Legislators began hearings on the two-bill package Wednesday, with both houses likely voting Thursday. Approval by a two-thirds majority is needed, though by no means assured.
Under AB 398, the California Air Resources Board, already among the most powerful entities in the state, gains greater power to help the state reach its 2030 goals (greenhouse gas emissions 40 percent below 1990 levels).
To entice businesses, it will also continue a sales tax exemption on new emission-control equipment for manufacturers – a smart step under any circumstances. A provision intended to gain oil industry support would take the authority over greenhouse gas emissions away from local air districts. That’s one of several provisions environmentalists hate.
To win support from urban Democrats, AB 617 seeks to clean the air in the worst basins – like ours. It would increase monitoring (a step we endorse) and impose stricter penalties on polluters. It would expand annual reporting requirements to stationary sources of pollution (factories) and require local air boards to publish data on their websites. It also requires the state to reimburse some “mandated” costs.
To gain Republican support, Brown wants to suspend a tax he pushed in 2011 on people living in forested areas to help pay for firefighting and suppression.
One issue left unexplained was how to offset costs paid by lower-income Californians. Cap-and-trade adds about 11 cents to the price of a gallon of gas (on top of California’s cleaner formulation, road taxes, etc.), and that’s likely to go up eventually. Who gets hurt the most by such fees? Commuters, farmers and workers who drive older (less fuel efficient) vehicles to get to jobs often far from their homes. Sounds like a lot of people we know.
Reductions attributed to the “cap” piece of the program have been minimal, but the “trade” part has provided $4 billion for the state. As we have suggested before, we’d like to see a portion of the cap-and-trade money returned to those most impacted. A Valley bonus for helping low-income residents buy more fuel-efficient vehicles. Grants for developing more robust transit opportunities using cleaner engines.
Some 60 percent of trade revenues are earmarked for transit, housing and high-speed rail.
Many people around here don’t like the “crazy train,” but we believe in it. Making commutes to the Bay Area more convenient – which it will do – is a good idea. If the governor doesn’t have the train on the right track before leaving office, it could well be derailed.

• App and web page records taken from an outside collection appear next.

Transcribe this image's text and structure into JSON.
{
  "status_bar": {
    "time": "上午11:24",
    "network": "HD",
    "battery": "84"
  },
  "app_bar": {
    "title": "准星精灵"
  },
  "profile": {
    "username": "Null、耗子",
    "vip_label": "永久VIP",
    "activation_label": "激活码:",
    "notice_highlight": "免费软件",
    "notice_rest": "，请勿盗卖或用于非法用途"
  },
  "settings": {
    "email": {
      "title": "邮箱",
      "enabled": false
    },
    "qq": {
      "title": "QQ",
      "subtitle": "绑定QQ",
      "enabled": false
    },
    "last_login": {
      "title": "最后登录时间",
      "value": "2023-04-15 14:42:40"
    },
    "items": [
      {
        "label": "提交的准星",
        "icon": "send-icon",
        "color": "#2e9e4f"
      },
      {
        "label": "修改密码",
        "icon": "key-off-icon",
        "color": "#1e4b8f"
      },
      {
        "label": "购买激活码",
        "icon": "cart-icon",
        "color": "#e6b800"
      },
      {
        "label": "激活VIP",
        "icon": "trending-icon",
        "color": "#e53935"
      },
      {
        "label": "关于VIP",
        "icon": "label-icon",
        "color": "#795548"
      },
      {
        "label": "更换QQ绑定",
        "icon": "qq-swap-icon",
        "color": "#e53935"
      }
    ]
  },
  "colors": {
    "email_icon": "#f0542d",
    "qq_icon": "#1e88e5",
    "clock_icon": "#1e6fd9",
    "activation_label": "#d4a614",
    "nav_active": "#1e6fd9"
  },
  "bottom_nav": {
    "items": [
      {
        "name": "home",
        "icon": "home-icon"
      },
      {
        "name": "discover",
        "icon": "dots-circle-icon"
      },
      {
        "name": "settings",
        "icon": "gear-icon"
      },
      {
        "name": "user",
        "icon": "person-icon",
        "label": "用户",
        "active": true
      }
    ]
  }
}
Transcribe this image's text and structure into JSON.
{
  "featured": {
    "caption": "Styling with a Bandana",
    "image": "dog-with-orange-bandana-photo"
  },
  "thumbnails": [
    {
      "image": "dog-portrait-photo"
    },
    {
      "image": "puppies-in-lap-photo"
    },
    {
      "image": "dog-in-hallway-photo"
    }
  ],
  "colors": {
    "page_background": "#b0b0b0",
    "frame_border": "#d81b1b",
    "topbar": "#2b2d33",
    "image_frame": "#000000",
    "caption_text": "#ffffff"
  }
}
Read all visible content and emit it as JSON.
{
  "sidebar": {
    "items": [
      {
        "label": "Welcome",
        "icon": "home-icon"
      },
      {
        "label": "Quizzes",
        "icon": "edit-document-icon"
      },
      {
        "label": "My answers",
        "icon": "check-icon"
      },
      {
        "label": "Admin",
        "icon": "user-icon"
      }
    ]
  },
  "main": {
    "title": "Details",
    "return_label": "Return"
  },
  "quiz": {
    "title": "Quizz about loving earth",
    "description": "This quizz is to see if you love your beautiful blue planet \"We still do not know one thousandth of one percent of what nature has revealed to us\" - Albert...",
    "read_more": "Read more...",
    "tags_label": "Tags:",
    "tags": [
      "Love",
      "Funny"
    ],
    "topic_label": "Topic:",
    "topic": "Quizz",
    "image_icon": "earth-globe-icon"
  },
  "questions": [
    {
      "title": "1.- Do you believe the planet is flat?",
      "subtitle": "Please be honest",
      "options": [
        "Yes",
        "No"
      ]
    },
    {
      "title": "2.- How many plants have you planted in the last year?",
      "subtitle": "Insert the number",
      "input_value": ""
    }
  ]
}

In Brown’s proposal, no one gets everything, and everyone gets something. That’s called compromise. It’s also called progress.